AIM OF THE TASK
Exclude the pictures from your copy, and reproduce each entry below verbatim.

───── DATA SHOWN

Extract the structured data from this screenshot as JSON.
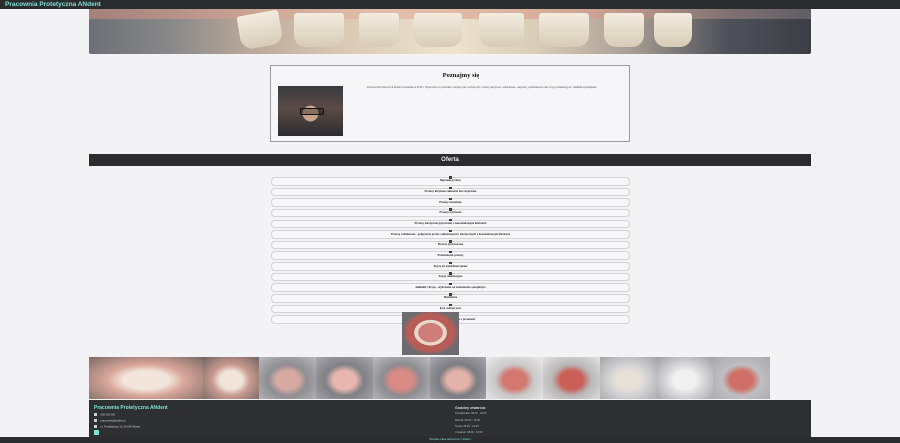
{
  "header": {
    "brand": "Pracownia Protetyczna ANdent"
  },
  "about": {
    "title": "Poznajmy się",
    "text": "Pracownia Protetyczna ANdent powstała w 2015 r. Wykonuje-my wszelkie rodzaje prac ruchomych: protezy akrylowe, szkieletowe, naprawy, podścielenia oraz szyny relaksacyjne i nakładki wybielające."
  },
  "offer": {
    "title": "Oferta",
    "items": [
      "Naprawa protezy",
      "Protezy akrylowe całkowite lub częściowe",
      "Protezy acetalowe",
      "Protezy nylonowe",
      "Protezy elastyczne (nylonowe) z bezmetalowymi klamrami",
      "Protezy szkieletowe - połączenie protez szkieletowych i elastycznych z bezmetalowymi klamrami",
      "Protezy tymczasowe",
      "Podścielenie protezy",
      "Szyny do wybielania zębów",
      "Szyny relaksacyjne",
      "Nakładki i Szyny - wykonanie na zamówienie specjalnym",
      "Wybielanie",
      "Inne rodzaje prac",
      "Usługi dodatkowe związane z protezami"
    ]
  },
  "gallery": {
    "items": [
      "smile-photo",
      "denture-photo",
      "partial-denture-photo",
      "partial-denture-photo-2",
      "skeleton-denture-photo",
      "acrylic-denture-photo",
      "full-denture-photo",
      "model-photo",
      "bleaching-tray-photo",
      "denture-photo-2",
      "partial-denture-photo-3"
    ]
  },
  "footer": {
    "title": "Pracownia Protetyczna ANdent",
    "phone": "600 000 000",
    "email": "pracownia@andent.pl",
    "address": "ul. Przykładowa 10, 00-000 Miasto",
    "hours_title": "Godziny otwarcia:",
    "hours": [
      "Poniedziałek: 08:00 - 16:00",
      "Wtorek: 08:00 - 16:00",
      "Środa: 08:00 - 16:00",
      "Czwartek: 08:00 - 16:00"
    ]
  },
  "copyright": "Wszelkie prawa zastrzeżone © ANdent",
  "colors": {
    "accent": "#7fe3d4",
    "bar": "#2b2c2e"
  }
}
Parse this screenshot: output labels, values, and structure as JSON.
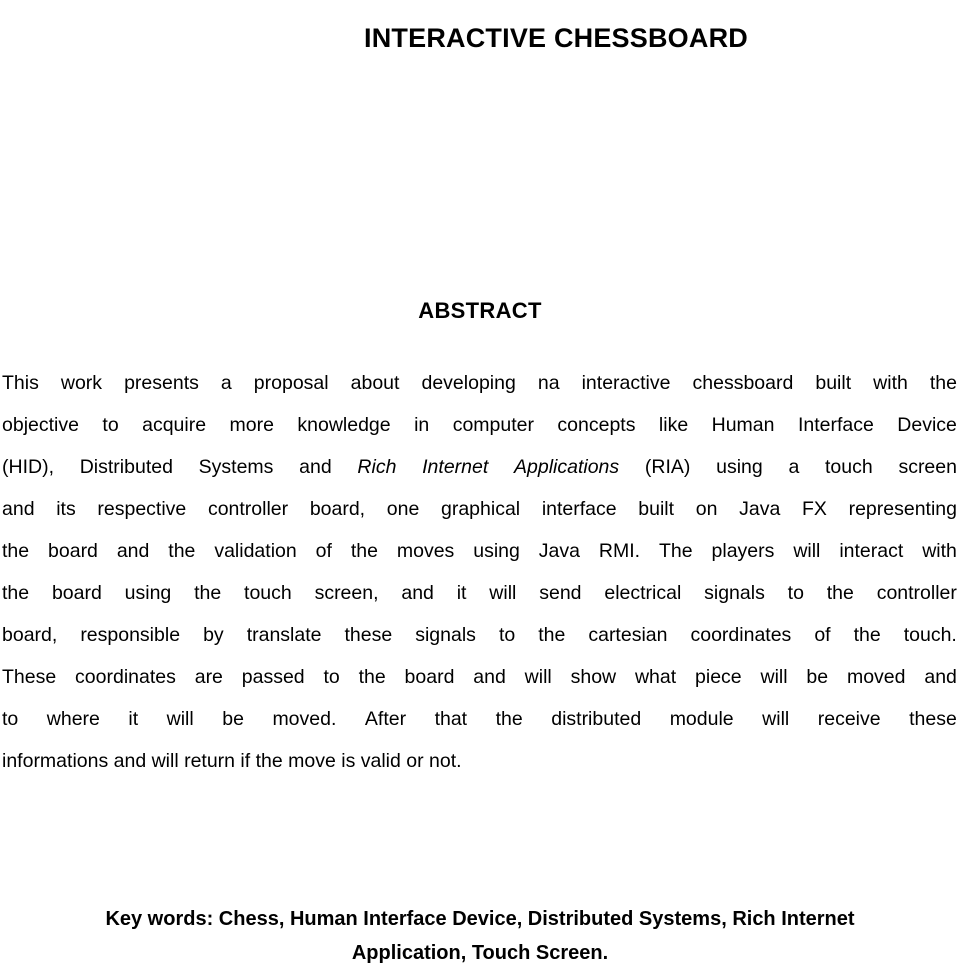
{
  "document": {
    "title": "INTERACTIVE CHESSBOARD",
    "abstract_heading": "ABSTRACT",
    "background_color": "#ffffff",
    "text_color": "#000000"
  },
  "abstract": {
    "lines": [
      {
        "id": "line-1",
        "text": "This work presents a proposal about developing na interactive chessboard built with the",
        "words": [
          "This",
          "work",
          "presents",
          "a",
          "proposal",
          "about",
          "developing",
          "na",
          "interactive",
          "chessboard",
          "built",
          "with",
          "the"
        ]
      },
      {
        "id": "line-2",
        "text": "objective to acquire more knowledge in computer concepts like Human Interface Device",
        "words": [
          "objective",
          "to",
          "acquire",
          "more",
          "knowledge",
          "in",
          "computer",
          "concepts",
          "like",
          "Human",
          "Interface",
          "Device"
        ]
      },
      {
        "id": "line-3",
        "text": "(HID), Distributed Systems and Rich Internet Applications (RIA) using a touch screen",
        "words": [
          "(HID),",
          "Distributed",
          "Systems",
          "and",
          "Rich",
          "Internet",
          "Applications",
          "(RIA)",
          "using",
          "a",
          "touch",
          "screen"
        ],
        "italic_words": [
          "Rich",
          "Internet",
          "Applications"
        ],
        "italic_phrase": "Rich Internet Applications"
      },
      {
        "id": "line-4",
        "text": "and its respective controller board, one graphical interface built on Java FX representing",
        "words": [
          "and",
          "its",
          "respective",
          "controller",
          "board,",
          "one",
          "graphical",
          "interface",
          "built",
          "on",
          "Java",
          "FX",
          "representing"
        ]
      },
      {
        "id": "line-5",
        "text": "the board and the validation of the moves using Java RMI. The players will interact with",
        "words": [
          "the",
          "board",
          "and",
          "the",
          "validation",
          "of",
          "the",
          "moves",
          "using",
          "Java",
          "RMI.",
          "The",
          "players",
          "will",
          "interact",
          "with"
        ]
      },
      {
        "id": "line-6",
        "text": "the board using the touch screen, and it will send electrical signals to the controller",
        "words": [
          "the",
          "board",
          "using",
          "the",
          "touch",
          "screen,",
          "and",
          "it",
          "will",
          "send",
          "electrical",
          "signals",
          "to",
          "the",
          "controller"
        ]
      },
      {
        "id": "line-7",
        "text": "board, responsible by translate these signals to the cartesian coordinates of the touch.",
        "words": [
          "board,",
          "responsible",
          "by",
          "translate",
          "these",
          "signals",
          "to",
          "the",
          "cartesian",
          "coordinates",
          "of",
          "the",
          "touch."
        ]
      },
      {
        "id": "line-8",
        "text": "These coordinates are passed to the board and will show what piece will be moved and",
        "words": [
          "These",
          "coordinates",
          "are",
          "passed",
          "to",
          "the",
          "board",
          "and",
          "will",
          "show",
          "what",
          "piece",
          "will",
          "be",
          "moved",
          "and"
        ]
      },
      {
        "id": "line-9",
        "text": "to where it will be moved. After that the distributed module will receive these",
        "words": [
          "to",
          "where",
          "it",
          "will",
          "be",
          "moved.",
          "After",
          "that",
          "the",
          "distributed",
          "module",
          "will",
          "receive",
          "these"
        ]
      },
      {
        "id": "line-10",
        "text": "informations and will return if the move is valid or not.",
        "words": [
          "informations",
          "and",
          "will",
          "return",
          "if",
          "the",
          "move",
          "is",
          "valid",
          "or",
          "not."
        ]
      }
    ],
    "full_text": "This work presents a proposal about developing na interactive chessboard built with the objective to acquire more knowledge in computer concepts like Human Interface Device (HID), Distributed Systems and Rich Internet Applications (RIA) using a touch screen and its respective controller board, one graphical interface built on Java FX representing the board and the validation of the moves using Java RMI. The players will interact with the board using the touch screen, and it will send electrical signals to the controller board, responsible by translate these signals to the cartesian coordinates of the touch. These coordinates are passed to the board and will show what piece will be moved and to where it will be moved. After that the distributed module will receive these informations and will return if the move is valid or not."
  },
  "keywords": {
    "label": "Key words:",
    "line_1": "Key words: Chess, Human Interface Device, Distributed Systems, Rich Internet",
    "line_2": "Application, Touch Screen.",
    "terms": [
      "Chess",
      "Human Interface Device",
      "Distributed Systems",
      "Rich Internet Application",
      "Touch Screen"
    ]
  }
}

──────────

THE COMPLETED TASK
Extract the structured data from this screenshot as JSON.
{
  "header": {
    "brand": "Pracownia Protetyczna ANdent"
  },
  "about": {
    "title": "Poznajmy się",
    "text": "Pracownia Protetyczna ANdent powstała w 2015 r. Wykonuje-my wszelkie rodzaje prac ruchomych: protezy akrylowe, szkieletowe, naprawy, podścielenia oraz szyny relaksacyjne i nakładki wybielające."
  },
  "offer": {
    "title": "Oferta",
    "items": [
      "Naprawa protezy",
      "Protezy akrylowe całkowite lub częściowe",
      "Protezy acetalowe",
      "Protezy nylonowe",
      "Protezy elastyczne (nylonowe) z bezmetalowymi klamrami",
      "Protezy szkieletowe - połączenie protez szkieletowych i elastycznych z bezmetalowymi klamrami",
      "Protezy tymczasowe",
      "Podścielenie protezy",
      "Szyny do wybielania zębów",
      "Szyny relaksacyjne",
      "Nakładki i Szyny - wykonanie na zamówienie specjalnym",
      "Wybielanie",
      "Inne rodzaje prac",
      "Usługi dodatkowe związane z protezami"
    ]
  },
  "gallery": {
    "items": [
      "smile-photo",
      "denture-photo",
      "partial-denture-photo",
      "partial-denture-photo-2",
      "skeleton-denture-photo",
      "acrylic-denture-photo",
      "full-denture-photo",
      "model-photo",
      "bleaching-tray-photo",
      "denture-photo-2",
      "partial-denture-photo-3"
    ]
  },
  "footer": {
    "title": "Pracownia Protetyczna ANdent",
    "phone": "600 000 000",
    "email": "pracownia@andent.pl",
    "address": "ul. Przykładowa 10, 00-000 Miasto",
    "hours_title": "Godziny otwarcia:",
    "hours": [
      "Poniedziałek: 08:00 - 16:00",
      "Wtorek: 08:00 - 16:00",
      "Środa: 08:00 - 16:00",
      "Czwartek: 08:00 - 16:00"
    ]
  },
  "copyright": "Wszelkie prawa zastrzeżone © ANdent",
  "colors": {
    "accent": "#7fe3d4",
    "bar": "#2b2c2e"
  }
}
Parse this screenshot: output labels, values, and structure as JSON.
{
  "document": {
    "title": "INTERACTIVE CHESSBOARD",
    "abstract_heading": "ABSTRACT",
    "background_color": "#ffffff",
    "text_color": "#000000"
  },
  "abstract": {
    "lines": [
      {
        "id": "line-1",
        "text": "This work presents a proposal about developing na interactive chessboard built with the",
        "words": [
          "This",
          "work",
          "presents",
          "a",
          "proposal",
          "about",
          "developing",
          "na",
          "interactive",
          "chessboard",
          "built",
          "with",
          "the"
        ]
      },
      {
        "id": "line-2",
        "text": "objective to acquire more knowledge in computer concepts like Human Interface Device",
        "words": [
          "objective",
          "to",
          "acquire",
          "more",
          "knowledge",
          "in",
          "computer",
          "concepts",
          "like",
          "Human",
          "Interface",
          "Device"
        ]
      },
      {
        "id": "line-3",
        "text": "(HID), Distributed Systems and Rich Internet Applications (RIA) using a touch screen",
        "words": [
          "(HID),",
          "Distributed",
          "Systems",
          "and",
          "Rich",
          "Internet",
          "Applications",
          "(RIA)",
          "using",
          "a",
          "touch",
          "screen"
        ],
        "italic_words": [
          "Rich",
          "Internet",
          "Applications"
        ],
        "italic_phrase": "Rich Internet Applications"
      },
      {
        "id": "line-4",
        "text": "and its respective controller board, one graphical interface built on Java FX representing",
        "words": [
          "and",
          "its",
          "respective",
          "controller",
          "board,",
          "one",
          "graphical",
          "interface",
          "built",
          "on",
          "Java",
          "FX",
          "representing"
        ]
      },
      {
        "id": "line-5",
        "text": "the board and the validation of the moves using Java RMI. The players will interact with",
        "words": [
          "the",
          "board",
          "and",
          "the",
          "validation",
          "of",
          "the",
          "moves",
          "using",
          "Java",
          "RMI.",
          "The",
          "players",
          "will",
          "interact",
          "with"
        ]
      },
      {
        "id": "line-6",
        "text": "the board using the touch screen, and it will send electrical signals to the controller",
        "words": [
          "the",
          "board",
          "using",
          "the",
          "touch",
          "screen,",
          "and",
          "it",
          "will",
          "send",
          "electrical",
          "signals",
          "to",
          "the",
          "controller"
        ]
      },
      {
        "id": "line-7",
        "text": "board, responsible by translate these signals to the cartesian coordinates of the touch.",
        "words": [
          "board,",
          "responsible",
          "by",
          "translate",
          "these",
          "signals",
          "to",
          "the",
          "cartesian",
          "coordinates",
          "of",
          "the",
          "touch."
        ]
      },
      {
        "id": "line-8",
        "text": "These coordinates are passed to the board and will show what piece will be moved and",
        "words": [
          "These",
          "coordinates",
          "are",
          "passed",
          "to",
          "the",
          "board",
          "and",
          "will",
          "show",
          "what",
          "piece",
          "will",
          "be",
          "moved",
          "and"
        ]
      },
      {
        "id": "line-9",
        "text": "to where it will be moved. After that the distributed module will receive these",
        "words": [
          "to",
          "where",
          "it",
          "will",
          "be",
          "moved.",
          "After",
          "that",
          "the",
          "distributed",
          "module",
          "will",
          "receive",
          "these"
        ]
      },
      {
        "id": "line-10",
        "text": "informations and will return if the move is valid or not.",
        "words": [
          "informations",
          "and",
          "will",
          "return",
          "if",
          "the",
          "move",
          "is",
          "valid",
          "or",
          "not."
        ]
      }
    ],
    "full_text": "This work presents a proposal about developing na interactive chessboard built with the objective to acquire more knowledge in computer concepts like Human Interface Device (HID), Distributed Systems and Rich Internet Applications (RIA) using a touch screen and its respective controller board, one graphical interface built on Java FX representing the board and the validation of the moves using Java RMI. The players will interact with the board using the touch screen, and it will send electrical signals to the controller board, responsible by translate these signals to the cartesian coordinates of the touch. These coordinates are passed to the board and will show what piece will be moved and to where it will be moved. After that the distributed module will receive these informations and will return if the move is valid or not."
  },
  "keywords": {
    "label": "Key words:",
    "line_1": "Key words: Chess, Human Interface Device, Distributed Systems, Rich Internet",
    "line_2": "Application, Touch Screen.",
    "terms": [
      "Chess",
      "Human Interface Device",
      "Distributed Systems",
      "Rich Internet Application",
      "Touch Screen"
    ]
  }
}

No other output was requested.